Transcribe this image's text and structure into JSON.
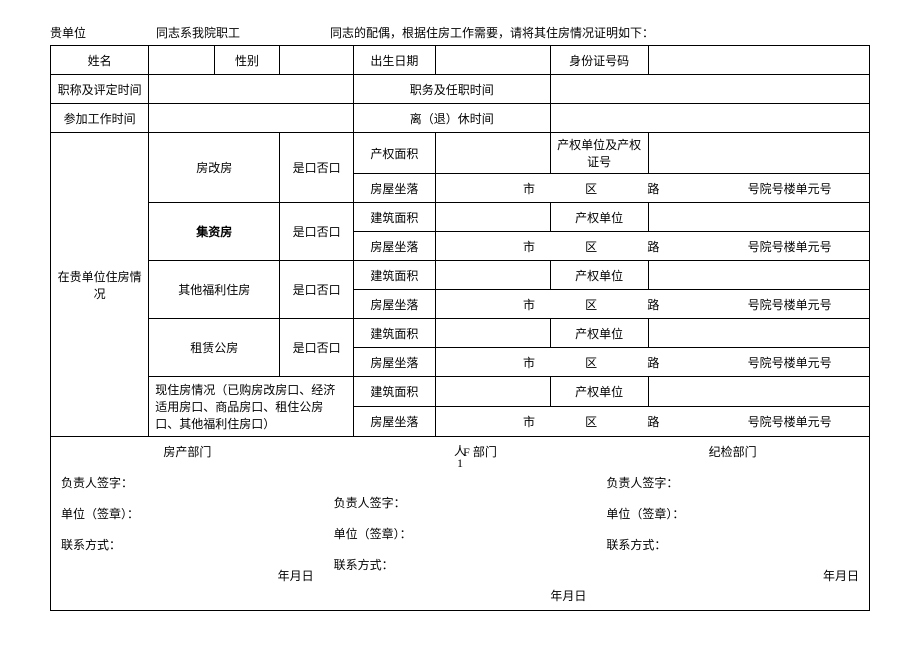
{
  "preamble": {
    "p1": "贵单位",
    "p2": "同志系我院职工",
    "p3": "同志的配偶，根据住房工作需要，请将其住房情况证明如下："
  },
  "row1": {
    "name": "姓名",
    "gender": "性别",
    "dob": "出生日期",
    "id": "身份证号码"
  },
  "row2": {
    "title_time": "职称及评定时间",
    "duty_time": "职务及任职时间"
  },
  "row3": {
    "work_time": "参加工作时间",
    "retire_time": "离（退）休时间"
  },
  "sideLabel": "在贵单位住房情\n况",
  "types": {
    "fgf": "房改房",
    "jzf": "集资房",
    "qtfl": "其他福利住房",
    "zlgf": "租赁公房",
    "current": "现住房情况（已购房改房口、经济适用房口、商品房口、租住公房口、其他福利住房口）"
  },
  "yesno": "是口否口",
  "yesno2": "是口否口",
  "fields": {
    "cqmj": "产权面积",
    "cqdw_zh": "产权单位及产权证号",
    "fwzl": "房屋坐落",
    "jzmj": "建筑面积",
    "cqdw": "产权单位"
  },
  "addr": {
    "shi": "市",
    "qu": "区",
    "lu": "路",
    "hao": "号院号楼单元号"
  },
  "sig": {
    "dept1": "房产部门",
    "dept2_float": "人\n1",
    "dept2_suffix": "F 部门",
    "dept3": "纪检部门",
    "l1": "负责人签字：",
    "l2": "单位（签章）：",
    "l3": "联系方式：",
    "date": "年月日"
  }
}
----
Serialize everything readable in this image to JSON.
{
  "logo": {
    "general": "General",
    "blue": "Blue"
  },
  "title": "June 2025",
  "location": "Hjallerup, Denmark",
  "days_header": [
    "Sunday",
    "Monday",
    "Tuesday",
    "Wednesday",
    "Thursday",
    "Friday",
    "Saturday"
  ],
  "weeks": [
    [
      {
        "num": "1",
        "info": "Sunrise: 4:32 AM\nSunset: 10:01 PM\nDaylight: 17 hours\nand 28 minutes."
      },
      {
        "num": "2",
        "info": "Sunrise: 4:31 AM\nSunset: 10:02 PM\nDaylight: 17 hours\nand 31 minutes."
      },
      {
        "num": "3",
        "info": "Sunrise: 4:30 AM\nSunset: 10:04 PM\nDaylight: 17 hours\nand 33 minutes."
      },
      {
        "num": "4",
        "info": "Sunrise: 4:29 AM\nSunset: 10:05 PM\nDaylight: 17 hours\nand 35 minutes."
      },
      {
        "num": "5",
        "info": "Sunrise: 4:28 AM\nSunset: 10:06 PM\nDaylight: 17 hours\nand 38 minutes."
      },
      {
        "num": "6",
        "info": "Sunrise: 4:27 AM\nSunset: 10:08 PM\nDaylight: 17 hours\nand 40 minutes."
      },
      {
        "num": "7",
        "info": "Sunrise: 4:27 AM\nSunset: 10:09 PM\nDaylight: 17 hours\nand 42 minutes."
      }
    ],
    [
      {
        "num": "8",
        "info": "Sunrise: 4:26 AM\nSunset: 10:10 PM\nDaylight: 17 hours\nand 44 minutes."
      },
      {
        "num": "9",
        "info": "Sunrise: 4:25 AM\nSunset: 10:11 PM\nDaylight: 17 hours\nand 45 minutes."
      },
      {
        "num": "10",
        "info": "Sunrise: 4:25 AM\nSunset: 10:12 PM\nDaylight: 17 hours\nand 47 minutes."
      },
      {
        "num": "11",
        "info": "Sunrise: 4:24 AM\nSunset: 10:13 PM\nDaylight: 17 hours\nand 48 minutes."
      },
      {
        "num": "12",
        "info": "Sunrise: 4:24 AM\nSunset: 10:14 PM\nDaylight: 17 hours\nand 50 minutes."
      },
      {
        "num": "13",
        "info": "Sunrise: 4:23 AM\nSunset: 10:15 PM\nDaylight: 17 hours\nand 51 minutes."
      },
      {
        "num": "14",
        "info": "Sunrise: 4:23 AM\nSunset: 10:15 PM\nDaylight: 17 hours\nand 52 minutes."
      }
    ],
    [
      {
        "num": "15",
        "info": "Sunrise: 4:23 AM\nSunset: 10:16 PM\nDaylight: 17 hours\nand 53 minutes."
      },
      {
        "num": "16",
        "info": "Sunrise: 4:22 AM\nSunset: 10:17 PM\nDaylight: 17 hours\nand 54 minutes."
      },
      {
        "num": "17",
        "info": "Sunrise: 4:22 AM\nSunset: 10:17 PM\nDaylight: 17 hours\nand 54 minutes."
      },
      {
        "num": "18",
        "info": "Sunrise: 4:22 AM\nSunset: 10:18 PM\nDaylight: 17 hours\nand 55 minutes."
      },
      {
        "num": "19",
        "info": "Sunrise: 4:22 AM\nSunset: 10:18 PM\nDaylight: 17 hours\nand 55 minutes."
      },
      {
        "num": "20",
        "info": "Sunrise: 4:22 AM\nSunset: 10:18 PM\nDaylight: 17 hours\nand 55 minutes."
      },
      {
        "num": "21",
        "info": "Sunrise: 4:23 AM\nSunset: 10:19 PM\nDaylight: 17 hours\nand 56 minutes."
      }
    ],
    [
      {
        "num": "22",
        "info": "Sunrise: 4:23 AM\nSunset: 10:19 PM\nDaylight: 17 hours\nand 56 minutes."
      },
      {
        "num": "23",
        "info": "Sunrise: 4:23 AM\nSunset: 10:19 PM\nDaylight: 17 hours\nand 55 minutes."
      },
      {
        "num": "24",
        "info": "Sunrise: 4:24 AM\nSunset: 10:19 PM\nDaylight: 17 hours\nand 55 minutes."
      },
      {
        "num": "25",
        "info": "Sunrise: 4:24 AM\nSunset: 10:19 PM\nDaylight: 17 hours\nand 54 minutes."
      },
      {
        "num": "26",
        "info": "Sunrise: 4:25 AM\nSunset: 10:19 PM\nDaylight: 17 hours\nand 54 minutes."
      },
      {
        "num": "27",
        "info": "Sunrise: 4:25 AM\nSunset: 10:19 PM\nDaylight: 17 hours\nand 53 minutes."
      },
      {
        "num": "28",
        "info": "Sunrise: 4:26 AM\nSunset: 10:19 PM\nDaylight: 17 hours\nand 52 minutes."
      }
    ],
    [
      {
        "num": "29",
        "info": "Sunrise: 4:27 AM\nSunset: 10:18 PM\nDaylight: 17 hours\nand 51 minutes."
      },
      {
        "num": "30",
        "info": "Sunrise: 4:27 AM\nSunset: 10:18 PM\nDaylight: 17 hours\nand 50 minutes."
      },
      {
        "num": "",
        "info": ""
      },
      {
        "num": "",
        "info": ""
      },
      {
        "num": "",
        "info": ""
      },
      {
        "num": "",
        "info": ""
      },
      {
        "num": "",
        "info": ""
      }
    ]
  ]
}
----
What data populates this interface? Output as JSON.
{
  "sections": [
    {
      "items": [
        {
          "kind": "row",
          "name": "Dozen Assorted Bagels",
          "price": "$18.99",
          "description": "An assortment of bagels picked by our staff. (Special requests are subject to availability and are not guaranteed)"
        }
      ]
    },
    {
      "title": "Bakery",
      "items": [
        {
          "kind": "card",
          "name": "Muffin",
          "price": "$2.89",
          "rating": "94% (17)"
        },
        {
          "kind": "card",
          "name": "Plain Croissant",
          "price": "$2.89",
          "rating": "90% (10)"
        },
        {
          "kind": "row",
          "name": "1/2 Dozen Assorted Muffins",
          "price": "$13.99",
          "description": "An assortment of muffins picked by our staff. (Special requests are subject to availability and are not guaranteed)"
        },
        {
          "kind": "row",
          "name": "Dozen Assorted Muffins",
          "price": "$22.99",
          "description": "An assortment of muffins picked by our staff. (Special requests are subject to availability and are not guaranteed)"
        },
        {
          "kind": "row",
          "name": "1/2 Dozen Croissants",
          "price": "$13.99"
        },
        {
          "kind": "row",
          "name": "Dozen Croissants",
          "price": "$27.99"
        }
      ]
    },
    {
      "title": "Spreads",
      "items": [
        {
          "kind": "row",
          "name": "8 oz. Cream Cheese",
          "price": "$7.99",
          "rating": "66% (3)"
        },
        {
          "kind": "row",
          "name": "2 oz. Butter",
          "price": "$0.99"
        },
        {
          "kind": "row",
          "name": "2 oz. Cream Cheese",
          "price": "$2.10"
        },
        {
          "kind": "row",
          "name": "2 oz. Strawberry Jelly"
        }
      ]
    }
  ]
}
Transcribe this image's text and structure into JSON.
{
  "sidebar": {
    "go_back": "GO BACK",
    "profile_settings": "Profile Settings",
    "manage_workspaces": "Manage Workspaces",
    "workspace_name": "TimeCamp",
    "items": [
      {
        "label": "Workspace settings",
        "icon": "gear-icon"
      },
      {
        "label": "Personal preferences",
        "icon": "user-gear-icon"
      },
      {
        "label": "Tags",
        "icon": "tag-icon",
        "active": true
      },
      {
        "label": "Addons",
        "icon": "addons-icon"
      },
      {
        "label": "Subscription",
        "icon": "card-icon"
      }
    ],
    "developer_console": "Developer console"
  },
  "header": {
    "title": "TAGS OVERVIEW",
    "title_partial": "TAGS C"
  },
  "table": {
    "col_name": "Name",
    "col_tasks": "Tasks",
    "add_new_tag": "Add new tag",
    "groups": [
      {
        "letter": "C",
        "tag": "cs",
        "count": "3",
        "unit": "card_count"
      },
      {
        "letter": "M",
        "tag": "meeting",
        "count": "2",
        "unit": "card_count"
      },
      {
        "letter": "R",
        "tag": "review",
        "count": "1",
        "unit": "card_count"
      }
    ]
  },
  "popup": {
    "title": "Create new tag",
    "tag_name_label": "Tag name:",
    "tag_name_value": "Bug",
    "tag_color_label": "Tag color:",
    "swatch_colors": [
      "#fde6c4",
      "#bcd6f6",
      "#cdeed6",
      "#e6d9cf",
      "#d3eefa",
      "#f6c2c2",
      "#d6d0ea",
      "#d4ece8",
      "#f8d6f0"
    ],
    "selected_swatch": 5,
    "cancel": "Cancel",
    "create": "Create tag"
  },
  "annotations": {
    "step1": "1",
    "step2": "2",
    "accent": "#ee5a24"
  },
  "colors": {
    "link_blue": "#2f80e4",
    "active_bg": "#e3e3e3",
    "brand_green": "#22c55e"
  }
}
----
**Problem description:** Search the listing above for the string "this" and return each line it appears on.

**Exercise solution:**
Transcribe this image's text and structure into JSON.
Serialize everything readable in this image to JSON.
What data populates this interface? Output as JSON.
Transcribe this image's text and structure into JSON.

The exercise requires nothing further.